In the Danish fairy tale “Esben and the Witch”, the youngest and smallest of a farmer’s 12 sons saves his brothers from losing their heads to an evil, bearded old hag by tricking the witch into beheading her own daughters instead. And that’s at the beginning of the story!
English musician Daniel Copeman plays in a band named after the grim tale. Reached at a tour stop in Toronto, the guitarist says, “It’s your classic sort of underdog fairy tale, but with a few sort of malevolent twists, where people get their heads chopped off and people get burned in ovens and stuff like that. It’s quite macabre, but we’re drawn to the imagery and everything of it.”

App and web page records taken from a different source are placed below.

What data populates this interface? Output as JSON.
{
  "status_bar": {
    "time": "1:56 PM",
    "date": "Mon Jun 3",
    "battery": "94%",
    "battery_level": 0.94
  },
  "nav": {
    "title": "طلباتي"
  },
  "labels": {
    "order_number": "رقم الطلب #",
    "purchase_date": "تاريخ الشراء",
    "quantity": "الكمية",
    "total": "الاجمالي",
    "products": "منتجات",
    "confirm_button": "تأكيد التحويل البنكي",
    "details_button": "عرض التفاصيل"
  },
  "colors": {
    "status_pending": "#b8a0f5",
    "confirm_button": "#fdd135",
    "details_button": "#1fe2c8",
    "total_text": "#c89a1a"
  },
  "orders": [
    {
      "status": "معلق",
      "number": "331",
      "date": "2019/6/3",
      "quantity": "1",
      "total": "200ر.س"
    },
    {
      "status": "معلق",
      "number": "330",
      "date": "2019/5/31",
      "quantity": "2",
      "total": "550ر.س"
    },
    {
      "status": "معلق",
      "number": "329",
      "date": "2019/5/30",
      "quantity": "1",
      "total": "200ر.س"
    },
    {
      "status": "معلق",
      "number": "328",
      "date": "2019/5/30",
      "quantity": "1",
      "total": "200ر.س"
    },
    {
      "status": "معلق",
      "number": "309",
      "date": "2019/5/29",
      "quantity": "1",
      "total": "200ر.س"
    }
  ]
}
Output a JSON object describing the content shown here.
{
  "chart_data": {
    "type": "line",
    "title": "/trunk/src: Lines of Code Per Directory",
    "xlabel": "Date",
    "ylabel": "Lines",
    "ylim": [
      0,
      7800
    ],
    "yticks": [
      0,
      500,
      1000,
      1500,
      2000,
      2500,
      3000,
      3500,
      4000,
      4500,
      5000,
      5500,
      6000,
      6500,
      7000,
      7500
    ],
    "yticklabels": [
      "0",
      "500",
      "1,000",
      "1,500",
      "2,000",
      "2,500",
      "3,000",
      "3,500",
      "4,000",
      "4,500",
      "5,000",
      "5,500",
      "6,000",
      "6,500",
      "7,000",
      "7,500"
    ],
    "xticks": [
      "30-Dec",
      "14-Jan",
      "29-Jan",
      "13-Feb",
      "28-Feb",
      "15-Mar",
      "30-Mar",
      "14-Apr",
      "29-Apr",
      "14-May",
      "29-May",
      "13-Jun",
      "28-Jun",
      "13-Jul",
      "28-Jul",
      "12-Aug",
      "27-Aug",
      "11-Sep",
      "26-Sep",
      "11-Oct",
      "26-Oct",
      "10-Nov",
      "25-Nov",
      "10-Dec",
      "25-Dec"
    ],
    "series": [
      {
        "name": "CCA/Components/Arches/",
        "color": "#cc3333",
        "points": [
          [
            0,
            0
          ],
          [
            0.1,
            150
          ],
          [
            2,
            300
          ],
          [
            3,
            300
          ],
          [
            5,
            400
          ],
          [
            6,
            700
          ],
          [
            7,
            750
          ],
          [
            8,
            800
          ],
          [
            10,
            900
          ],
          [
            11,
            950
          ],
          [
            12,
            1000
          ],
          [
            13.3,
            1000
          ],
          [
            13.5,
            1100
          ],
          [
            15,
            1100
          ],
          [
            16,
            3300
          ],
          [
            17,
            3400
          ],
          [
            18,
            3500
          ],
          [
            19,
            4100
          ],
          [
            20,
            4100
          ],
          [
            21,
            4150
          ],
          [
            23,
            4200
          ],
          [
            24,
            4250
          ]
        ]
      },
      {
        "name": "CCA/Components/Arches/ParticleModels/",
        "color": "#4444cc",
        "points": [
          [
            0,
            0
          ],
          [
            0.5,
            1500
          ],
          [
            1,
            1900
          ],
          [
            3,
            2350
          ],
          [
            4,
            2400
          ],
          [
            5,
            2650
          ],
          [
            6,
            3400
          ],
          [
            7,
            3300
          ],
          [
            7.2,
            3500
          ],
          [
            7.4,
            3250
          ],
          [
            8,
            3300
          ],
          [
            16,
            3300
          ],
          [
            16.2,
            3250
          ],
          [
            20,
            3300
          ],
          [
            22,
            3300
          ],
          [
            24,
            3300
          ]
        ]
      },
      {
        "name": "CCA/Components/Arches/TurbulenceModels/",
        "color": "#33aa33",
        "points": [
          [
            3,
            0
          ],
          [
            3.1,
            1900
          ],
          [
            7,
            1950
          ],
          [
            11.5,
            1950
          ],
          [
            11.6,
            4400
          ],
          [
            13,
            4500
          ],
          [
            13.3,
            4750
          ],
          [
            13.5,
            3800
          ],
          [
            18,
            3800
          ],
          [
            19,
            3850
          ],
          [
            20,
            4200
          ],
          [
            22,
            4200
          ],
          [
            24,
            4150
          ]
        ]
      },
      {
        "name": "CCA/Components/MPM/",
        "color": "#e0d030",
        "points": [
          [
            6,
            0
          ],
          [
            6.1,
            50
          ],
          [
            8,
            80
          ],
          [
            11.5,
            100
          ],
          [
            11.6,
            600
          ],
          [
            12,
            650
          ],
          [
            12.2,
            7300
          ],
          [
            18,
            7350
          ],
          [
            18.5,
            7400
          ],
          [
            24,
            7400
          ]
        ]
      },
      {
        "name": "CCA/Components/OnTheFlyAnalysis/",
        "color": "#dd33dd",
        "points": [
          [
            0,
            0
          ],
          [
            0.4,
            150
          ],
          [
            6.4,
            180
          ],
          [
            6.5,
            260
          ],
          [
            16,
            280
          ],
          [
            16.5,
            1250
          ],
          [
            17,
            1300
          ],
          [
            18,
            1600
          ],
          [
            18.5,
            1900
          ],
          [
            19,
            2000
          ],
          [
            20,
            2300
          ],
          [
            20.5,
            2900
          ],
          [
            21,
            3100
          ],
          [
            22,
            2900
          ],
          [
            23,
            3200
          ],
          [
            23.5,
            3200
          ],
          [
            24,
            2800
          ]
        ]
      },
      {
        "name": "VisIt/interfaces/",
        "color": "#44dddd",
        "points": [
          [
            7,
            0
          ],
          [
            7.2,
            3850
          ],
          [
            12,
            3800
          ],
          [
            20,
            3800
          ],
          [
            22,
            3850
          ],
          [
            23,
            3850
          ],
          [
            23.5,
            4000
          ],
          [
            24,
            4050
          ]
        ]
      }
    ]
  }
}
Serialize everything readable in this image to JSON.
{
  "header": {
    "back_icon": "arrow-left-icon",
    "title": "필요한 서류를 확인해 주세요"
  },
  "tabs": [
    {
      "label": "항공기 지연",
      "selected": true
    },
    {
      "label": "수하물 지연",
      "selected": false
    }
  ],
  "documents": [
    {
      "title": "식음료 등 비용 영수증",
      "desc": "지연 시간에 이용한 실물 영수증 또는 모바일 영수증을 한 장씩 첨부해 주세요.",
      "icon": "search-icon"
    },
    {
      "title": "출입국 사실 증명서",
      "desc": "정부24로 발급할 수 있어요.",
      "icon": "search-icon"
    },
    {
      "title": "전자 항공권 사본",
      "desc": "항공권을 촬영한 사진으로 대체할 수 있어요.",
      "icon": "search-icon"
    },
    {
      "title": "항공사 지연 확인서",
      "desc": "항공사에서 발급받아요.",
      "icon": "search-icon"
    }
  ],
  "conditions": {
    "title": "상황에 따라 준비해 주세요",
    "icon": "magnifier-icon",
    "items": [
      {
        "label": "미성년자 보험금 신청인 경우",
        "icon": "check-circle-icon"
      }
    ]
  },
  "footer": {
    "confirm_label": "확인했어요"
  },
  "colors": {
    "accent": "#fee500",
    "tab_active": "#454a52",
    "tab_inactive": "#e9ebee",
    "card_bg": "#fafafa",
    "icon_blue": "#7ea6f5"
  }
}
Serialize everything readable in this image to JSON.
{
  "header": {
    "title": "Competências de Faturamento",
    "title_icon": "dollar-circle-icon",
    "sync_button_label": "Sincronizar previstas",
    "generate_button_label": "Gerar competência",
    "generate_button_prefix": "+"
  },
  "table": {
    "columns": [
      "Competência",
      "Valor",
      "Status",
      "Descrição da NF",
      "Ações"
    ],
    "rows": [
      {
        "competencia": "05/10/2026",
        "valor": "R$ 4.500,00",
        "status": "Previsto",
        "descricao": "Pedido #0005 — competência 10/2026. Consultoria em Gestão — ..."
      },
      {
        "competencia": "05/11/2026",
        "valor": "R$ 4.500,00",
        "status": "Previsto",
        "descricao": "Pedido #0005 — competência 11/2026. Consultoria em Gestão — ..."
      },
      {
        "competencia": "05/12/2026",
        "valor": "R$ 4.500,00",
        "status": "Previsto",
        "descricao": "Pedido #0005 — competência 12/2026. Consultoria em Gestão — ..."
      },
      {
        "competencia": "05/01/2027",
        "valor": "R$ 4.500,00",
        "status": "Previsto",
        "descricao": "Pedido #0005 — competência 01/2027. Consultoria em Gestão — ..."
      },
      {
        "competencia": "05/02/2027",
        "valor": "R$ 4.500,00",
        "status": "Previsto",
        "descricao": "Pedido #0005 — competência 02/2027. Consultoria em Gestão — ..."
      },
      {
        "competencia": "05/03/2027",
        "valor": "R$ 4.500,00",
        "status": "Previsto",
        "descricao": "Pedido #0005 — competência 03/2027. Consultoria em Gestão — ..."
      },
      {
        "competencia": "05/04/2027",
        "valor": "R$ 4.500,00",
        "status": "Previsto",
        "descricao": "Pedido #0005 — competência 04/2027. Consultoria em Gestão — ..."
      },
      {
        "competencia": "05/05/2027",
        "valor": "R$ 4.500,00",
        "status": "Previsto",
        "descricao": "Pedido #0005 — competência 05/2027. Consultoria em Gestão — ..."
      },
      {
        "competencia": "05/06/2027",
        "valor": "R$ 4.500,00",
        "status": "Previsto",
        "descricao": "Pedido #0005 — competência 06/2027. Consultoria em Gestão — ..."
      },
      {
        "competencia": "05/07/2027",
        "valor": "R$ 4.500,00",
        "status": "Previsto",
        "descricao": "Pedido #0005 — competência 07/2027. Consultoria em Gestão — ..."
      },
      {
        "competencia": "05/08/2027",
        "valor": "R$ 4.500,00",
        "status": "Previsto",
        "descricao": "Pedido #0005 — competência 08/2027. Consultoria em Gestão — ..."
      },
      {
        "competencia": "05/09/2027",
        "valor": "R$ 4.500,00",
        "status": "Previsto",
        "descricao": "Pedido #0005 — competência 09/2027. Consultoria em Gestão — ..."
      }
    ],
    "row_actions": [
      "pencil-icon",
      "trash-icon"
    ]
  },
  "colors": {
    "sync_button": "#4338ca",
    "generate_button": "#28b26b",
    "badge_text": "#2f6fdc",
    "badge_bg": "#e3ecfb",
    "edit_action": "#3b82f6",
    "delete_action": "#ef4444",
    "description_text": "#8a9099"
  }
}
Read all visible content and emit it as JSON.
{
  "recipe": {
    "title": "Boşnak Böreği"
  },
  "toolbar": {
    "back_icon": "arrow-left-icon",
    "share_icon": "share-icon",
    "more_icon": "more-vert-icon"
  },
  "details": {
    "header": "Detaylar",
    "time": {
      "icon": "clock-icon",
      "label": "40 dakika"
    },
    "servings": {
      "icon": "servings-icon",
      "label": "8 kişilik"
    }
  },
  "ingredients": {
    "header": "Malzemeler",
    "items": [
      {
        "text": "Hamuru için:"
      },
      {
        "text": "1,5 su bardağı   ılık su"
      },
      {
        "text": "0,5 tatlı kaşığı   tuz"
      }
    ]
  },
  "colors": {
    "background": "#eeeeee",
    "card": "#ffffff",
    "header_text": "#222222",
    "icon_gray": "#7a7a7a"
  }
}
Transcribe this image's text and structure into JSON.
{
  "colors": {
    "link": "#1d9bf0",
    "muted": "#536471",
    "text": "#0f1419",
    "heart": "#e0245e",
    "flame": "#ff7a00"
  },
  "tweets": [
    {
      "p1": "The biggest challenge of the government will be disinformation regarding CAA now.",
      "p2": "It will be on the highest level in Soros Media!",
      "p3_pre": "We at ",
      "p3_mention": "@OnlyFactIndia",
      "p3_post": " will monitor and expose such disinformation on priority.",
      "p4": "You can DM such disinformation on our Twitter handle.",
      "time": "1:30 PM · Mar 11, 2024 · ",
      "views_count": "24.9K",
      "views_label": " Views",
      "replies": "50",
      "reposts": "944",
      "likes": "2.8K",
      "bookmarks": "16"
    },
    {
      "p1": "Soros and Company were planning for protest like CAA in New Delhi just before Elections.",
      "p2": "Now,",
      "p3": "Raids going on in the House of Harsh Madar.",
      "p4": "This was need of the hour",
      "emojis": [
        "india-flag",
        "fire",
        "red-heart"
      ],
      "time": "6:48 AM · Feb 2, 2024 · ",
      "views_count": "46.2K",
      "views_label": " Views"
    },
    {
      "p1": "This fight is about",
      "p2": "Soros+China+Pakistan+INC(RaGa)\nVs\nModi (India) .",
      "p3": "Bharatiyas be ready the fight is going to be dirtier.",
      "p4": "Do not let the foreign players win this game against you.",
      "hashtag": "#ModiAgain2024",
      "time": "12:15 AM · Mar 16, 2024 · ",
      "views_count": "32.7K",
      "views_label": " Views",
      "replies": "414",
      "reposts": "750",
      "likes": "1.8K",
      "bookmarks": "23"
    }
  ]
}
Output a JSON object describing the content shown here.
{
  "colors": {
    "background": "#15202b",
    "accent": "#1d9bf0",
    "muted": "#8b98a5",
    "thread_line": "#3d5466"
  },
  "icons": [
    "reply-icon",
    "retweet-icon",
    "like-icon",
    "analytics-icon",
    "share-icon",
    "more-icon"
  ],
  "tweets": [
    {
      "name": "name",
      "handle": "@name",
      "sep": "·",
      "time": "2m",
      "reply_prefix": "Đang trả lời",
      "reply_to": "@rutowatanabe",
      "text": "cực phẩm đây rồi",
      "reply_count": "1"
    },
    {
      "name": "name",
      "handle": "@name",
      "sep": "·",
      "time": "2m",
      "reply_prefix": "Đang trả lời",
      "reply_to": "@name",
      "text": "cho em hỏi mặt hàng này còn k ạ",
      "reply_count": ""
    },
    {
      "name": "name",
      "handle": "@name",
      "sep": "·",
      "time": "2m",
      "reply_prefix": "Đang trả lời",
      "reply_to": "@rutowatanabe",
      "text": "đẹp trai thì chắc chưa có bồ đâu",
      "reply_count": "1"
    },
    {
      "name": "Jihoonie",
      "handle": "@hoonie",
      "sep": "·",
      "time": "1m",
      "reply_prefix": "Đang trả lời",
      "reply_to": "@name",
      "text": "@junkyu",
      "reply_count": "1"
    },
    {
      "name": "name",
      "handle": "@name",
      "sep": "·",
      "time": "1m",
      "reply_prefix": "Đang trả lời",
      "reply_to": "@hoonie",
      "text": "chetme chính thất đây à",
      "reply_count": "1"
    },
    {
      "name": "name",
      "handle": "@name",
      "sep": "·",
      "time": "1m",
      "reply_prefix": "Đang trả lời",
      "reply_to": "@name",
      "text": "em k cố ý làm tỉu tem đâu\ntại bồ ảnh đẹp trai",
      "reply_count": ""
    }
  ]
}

Indeed, the music of Esben and the Witch, as heard on the Brighton-based trio’s debut LP, Violet Cries, is dark and foreboding, shot through with a threat of imminent sonic violence that never quite materializes, lending the whole affair an air of unresolved tension. The focal point is singer Rachel Davies’s plaintive voice, saturated in reverb and surrounded by alternately crashing and ebbing waves of delay- and chorus-treated guitar and electronics, courtesy of Copeman and multi-instrumentalist Thomas Fisher.
You could call it gothic rock (as many already have), but not if you’re hoping to get on Copeman’s good side. He’s heard all the Siouxsie and the Banshees comparisons he wants to hear, thank you. “It feels very glib for someone to say to a band, ”˜You haven’t made something new; you’ve just made something that sounds like it was made 20 years ago,’ every time the band does something,” he says. “From a journalistic point of view, it seems strange that journalists wouldn’t want to describe what they’re hearing in a new way.”
In fact, Copeman has no interest in labelling what Esben and the Witch does at all. “People seem to have to put a genre on something, otherwise they don’t feel like other people will be able to understand what they’re talking about,” he says. “I’d like to give people more credit than that.”
Copeman and his bandmates probably don’t have much time to ponder what their music should be called in any case. Things have moved pretty quickly for Esben and the Witch since it put out a self-released EP called 33 in late 2009. The trio’s audience expanded immeasurably when Pitchfork posted one of its tracks, the incendiary “Marching Song”, the following January. Tours with the likes of the Big Pink, School of Seven Bells, and Deerhunter followed, as did the inking of a deal with Matador Records.
All very awesome, and Copeman insists he isn’t taking any of it for granted. “It never gets any less exciting,” he says. “Touring North America as a headline band is something that none of us ever expected to have the opportunity to do, and it feels bizarre but wonderful at the same time. Being able to come to Vancouver and play a gig—I didn’t think I’d ever get to go to Vancouver, let alone go do something that I loved.”